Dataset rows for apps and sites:
★ ★ ★

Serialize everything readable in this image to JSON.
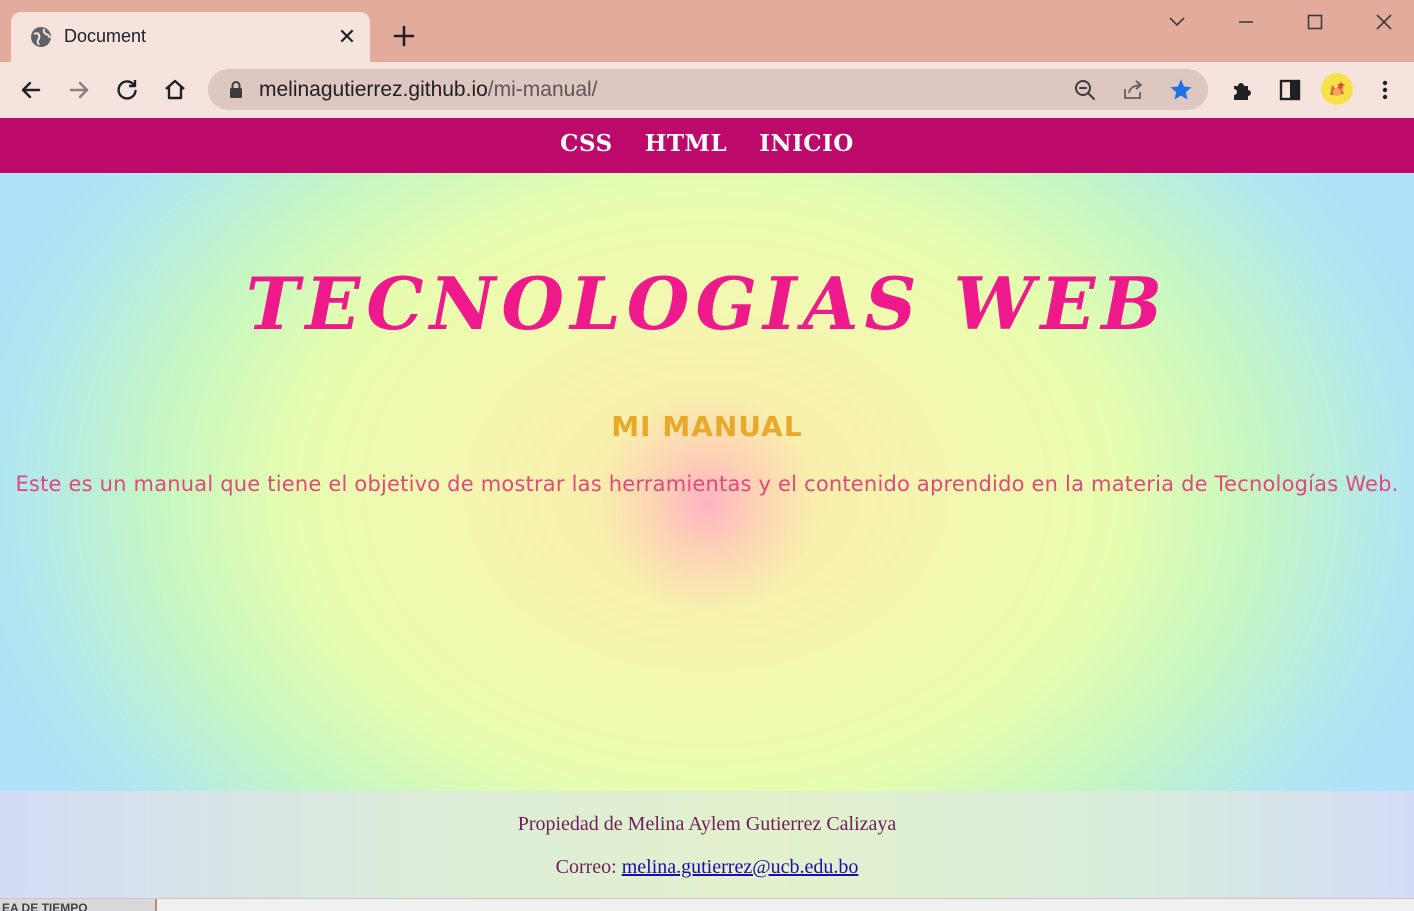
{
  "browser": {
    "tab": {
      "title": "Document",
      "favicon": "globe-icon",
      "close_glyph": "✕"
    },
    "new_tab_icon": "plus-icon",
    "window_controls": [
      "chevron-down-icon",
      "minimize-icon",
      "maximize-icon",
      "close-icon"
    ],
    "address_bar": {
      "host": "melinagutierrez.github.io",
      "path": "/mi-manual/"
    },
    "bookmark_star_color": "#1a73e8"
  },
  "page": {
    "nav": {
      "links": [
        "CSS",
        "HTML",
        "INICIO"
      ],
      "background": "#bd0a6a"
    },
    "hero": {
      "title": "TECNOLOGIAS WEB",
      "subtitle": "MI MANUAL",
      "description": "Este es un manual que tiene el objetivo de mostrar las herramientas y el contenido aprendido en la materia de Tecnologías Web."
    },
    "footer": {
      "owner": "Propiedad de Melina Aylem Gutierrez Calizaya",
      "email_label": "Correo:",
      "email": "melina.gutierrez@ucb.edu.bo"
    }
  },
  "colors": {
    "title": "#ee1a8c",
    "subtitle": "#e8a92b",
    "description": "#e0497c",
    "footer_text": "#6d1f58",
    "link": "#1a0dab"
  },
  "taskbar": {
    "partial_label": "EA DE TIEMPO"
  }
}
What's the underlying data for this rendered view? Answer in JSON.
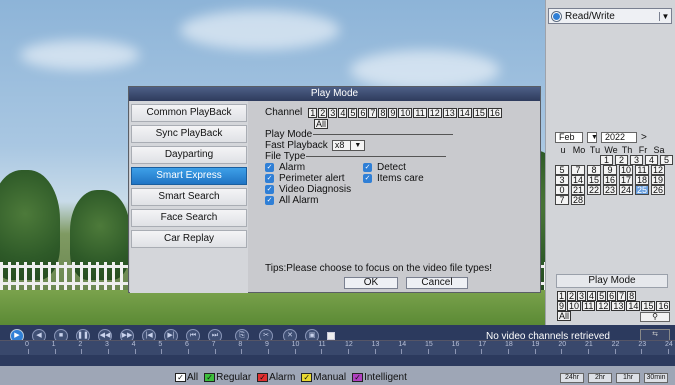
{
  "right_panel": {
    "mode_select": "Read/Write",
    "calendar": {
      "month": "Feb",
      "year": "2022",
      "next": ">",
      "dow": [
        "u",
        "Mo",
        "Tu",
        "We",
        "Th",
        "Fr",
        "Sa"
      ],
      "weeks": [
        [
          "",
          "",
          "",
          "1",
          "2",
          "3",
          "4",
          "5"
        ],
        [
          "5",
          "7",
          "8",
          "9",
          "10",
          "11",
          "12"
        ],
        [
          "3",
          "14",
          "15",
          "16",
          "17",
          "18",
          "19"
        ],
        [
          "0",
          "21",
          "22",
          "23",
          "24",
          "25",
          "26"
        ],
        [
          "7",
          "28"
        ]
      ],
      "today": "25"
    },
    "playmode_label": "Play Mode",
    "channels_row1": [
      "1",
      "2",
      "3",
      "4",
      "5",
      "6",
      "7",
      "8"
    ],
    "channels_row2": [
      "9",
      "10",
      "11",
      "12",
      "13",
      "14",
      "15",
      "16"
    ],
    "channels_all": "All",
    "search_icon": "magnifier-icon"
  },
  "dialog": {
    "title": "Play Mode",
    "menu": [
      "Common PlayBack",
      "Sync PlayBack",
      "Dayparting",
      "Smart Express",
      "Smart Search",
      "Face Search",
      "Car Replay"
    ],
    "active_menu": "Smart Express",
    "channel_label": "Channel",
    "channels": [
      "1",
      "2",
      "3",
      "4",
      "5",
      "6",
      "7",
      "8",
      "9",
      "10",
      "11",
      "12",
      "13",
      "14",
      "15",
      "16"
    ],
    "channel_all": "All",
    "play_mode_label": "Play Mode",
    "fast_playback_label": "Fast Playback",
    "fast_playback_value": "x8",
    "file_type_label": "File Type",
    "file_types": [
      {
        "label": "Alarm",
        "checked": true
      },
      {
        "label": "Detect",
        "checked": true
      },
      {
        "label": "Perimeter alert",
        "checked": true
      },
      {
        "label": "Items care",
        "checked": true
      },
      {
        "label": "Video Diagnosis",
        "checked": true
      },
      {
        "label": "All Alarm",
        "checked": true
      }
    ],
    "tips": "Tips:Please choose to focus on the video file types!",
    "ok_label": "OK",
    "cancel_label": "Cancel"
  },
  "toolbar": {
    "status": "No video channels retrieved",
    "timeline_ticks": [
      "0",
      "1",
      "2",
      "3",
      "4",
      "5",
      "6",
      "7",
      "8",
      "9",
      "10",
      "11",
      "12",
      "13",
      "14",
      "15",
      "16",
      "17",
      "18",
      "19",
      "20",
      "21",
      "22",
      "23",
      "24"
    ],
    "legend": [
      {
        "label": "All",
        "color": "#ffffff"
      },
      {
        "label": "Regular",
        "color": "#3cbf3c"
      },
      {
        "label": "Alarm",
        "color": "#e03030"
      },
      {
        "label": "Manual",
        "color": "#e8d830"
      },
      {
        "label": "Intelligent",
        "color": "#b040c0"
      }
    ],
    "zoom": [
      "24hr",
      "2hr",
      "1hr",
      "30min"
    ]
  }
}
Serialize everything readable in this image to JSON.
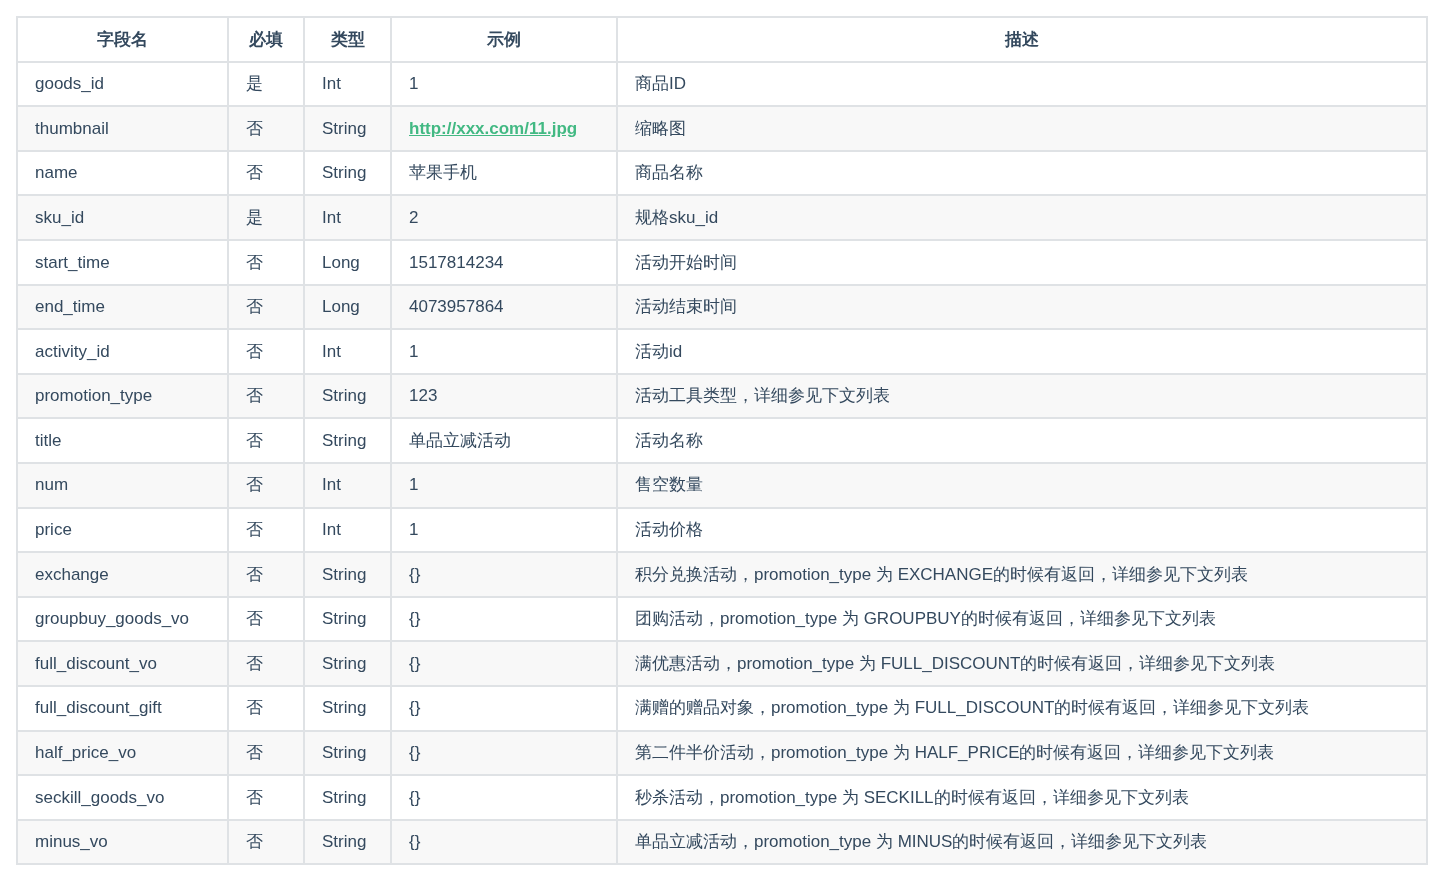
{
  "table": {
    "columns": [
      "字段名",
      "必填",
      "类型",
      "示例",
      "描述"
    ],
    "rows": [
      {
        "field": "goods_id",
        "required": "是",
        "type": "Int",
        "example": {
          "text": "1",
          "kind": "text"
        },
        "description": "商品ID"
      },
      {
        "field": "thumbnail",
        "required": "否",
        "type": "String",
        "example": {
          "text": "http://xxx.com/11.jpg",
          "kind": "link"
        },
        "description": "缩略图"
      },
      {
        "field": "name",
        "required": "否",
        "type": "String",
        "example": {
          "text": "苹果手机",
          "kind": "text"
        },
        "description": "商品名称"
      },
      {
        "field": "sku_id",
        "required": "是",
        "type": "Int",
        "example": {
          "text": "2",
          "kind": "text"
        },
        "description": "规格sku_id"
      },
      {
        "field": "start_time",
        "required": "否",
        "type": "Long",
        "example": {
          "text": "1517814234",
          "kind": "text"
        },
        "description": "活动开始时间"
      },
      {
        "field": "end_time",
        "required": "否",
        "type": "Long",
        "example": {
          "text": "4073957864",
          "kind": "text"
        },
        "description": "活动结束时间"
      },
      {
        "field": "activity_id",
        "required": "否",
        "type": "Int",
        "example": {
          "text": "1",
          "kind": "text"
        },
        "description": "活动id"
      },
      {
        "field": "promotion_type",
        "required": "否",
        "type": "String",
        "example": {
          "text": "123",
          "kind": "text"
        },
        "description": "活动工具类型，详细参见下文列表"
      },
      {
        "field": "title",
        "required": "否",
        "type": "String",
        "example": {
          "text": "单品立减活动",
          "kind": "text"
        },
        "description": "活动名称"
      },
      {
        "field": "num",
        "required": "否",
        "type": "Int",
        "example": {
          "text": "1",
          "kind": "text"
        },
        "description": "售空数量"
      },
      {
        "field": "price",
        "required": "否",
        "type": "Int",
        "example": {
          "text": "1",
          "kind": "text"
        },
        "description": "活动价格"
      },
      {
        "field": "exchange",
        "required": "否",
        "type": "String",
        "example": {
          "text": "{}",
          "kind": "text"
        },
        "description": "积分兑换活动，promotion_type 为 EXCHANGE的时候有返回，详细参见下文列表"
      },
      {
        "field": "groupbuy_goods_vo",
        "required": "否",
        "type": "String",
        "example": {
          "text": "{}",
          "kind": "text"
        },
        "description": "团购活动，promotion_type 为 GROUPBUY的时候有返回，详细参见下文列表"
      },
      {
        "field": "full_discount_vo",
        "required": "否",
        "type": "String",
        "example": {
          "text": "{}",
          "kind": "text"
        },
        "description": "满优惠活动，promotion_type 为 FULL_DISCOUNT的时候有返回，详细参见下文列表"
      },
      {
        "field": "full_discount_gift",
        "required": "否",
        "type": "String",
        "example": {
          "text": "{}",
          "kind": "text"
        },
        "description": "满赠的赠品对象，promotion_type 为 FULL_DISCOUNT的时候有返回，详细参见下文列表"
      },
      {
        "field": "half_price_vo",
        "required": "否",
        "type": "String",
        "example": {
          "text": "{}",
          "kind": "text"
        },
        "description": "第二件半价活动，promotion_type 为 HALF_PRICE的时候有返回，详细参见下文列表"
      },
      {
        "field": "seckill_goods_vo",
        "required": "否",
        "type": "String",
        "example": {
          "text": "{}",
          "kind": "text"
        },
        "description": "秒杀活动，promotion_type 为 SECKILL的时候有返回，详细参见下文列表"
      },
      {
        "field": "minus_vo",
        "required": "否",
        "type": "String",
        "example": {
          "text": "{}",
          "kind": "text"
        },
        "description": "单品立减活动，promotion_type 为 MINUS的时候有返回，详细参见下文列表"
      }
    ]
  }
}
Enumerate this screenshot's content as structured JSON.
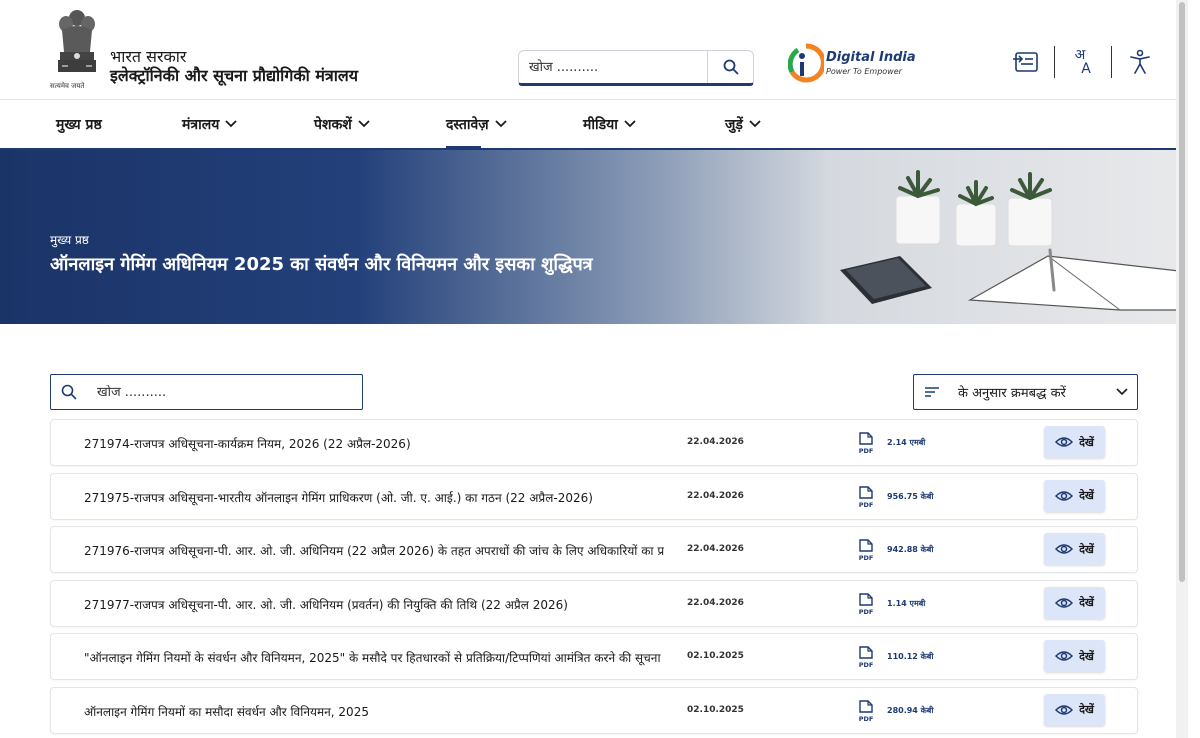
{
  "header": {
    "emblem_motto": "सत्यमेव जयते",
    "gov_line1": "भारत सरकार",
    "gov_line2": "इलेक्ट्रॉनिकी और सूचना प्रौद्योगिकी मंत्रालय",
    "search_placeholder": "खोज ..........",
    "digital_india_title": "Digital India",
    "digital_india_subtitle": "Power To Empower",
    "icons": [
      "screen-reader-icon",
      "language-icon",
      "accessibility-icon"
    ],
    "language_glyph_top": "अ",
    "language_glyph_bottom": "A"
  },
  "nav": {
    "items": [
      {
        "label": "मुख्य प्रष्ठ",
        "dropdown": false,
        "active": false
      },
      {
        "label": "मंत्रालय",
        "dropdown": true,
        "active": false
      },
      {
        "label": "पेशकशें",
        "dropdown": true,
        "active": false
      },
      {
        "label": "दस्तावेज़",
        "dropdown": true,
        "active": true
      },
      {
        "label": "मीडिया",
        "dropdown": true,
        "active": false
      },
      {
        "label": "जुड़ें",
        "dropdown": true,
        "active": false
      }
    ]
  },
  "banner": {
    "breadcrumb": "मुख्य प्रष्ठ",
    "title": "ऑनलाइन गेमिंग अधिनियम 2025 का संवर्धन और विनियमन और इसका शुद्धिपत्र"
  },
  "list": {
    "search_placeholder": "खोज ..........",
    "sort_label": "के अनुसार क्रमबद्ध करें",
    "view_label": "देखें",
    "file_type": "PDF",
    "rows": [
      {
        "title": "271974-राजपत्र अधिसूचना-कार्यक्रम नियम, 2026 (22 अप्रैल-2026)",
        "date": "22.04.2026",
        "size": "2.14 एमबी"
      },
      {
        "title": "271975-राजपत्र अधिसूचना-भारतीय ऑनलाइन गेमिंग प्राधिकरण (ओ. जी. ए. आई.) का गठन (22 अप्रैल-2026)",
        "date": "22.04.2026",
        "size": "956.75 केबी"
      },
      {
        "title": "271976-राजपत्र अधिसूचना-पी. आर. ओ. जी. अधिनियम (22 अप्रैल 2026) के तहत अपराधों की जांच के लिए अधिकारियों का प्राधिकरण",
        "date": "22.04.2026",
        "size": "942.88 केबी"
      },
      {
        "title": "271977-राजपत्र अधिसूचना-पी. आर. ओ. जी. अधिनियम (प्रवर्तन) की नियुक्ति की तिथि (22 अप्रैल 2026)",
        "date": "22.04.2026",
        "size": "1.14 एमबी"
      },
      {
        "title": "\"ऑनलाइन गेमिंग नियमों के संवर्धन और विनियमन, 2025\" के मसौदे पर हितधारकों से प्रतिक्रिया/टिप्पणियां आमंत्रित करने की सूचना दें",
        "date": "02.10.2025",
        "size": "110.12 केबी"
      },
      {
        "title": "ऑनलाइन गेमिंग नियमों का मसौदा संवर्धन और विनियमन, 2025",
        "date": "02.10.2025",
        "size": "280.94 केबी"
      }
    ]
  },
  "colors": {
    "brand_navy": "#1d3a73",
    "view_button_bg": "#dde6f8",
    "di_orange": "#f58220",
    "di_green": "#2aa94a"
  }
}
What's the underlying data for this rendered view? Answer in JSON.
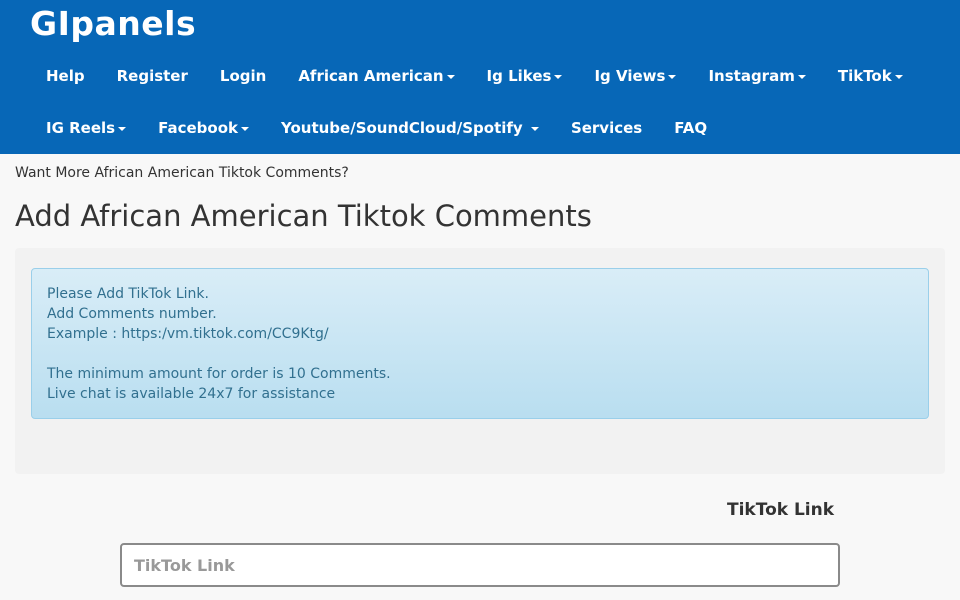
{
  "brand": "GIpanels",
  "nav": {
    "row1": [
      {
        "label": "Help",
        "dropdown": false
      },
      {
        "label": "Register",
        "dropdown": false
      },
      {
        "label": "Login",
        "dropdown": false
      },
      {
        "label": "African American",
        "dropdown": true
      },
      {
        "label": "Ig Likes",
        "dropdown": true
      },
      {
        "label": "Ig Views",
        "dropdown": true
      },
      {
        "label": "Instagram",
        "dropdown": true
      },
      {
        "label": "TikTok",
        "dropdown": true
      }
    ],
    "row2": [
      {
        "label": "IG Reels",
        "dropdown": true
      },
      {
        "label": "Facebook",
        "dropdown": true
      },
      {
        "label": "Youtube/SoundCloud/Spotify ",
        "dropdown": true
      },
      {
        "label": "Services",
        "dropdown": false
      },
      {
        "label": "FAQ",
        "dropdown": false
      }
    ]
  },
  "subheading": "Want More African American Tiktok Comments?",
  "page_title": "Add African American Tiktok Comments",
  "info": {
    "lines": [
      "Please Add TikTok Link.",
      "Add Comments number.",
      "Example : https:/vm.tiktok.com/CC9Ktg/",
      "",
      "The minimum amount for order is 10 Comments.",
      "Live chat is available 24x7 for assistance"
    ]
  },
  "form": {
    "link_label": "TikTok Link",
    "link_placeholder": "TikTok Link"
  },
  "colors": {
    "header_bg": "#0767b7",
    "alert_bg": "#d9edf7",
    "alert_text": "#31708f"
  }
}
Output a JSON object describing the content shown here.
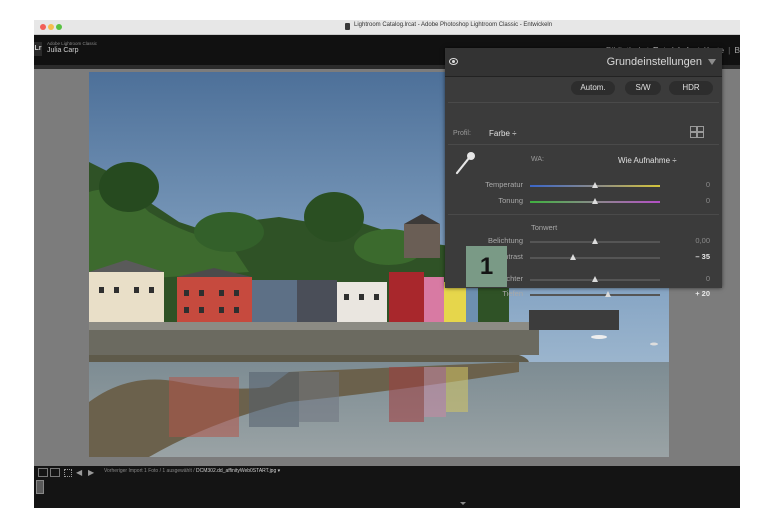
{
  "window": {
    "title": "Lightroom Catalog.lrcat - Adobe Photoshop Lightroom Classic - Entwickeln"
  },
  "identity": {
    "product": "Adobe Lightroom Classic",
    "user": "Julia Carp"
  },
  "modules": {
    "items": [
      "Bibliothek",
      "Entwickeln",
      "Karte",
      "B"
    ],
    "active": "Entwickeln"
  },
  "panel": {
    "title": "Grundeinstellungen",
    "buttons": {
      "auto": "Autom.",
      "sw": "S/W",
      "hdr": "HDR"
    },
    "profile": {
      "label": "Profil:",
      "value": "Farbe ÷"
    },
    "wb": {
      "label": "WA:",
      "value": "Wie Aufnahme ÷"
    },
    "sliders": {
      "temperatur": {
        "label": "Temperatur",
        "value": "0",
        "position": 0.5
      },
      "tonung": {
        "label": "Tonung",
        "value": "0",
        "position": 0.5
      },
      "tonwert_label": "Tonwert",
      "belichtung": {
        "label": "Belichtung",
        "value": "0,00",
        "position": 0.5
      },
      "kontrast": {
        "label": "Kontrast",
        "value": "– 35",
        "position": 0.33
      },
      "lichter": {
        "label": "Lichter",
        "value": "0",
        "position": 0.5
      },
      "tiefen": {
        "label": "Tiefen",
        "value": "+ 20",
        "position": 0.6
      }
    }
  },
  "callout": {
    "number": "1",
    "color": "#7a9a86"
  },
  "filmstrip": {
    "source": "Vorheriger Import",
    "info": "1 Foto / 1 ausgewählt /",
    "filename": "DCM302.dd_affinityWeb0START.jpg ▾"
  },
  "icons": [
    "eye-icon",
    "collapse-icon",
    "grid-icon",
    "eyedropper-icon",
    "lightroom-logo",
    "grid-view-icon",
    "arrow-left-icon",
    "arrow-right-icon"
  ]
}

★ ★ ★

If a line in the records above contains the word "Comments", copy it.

RESPONSE BELOW
  "subheading": "Want More African American Tiktok Comments?",
  "page_title": "Add African American Tiktok Comments",
      "Add Comments number.",
      "The minimum amount for order is 10 Comments.",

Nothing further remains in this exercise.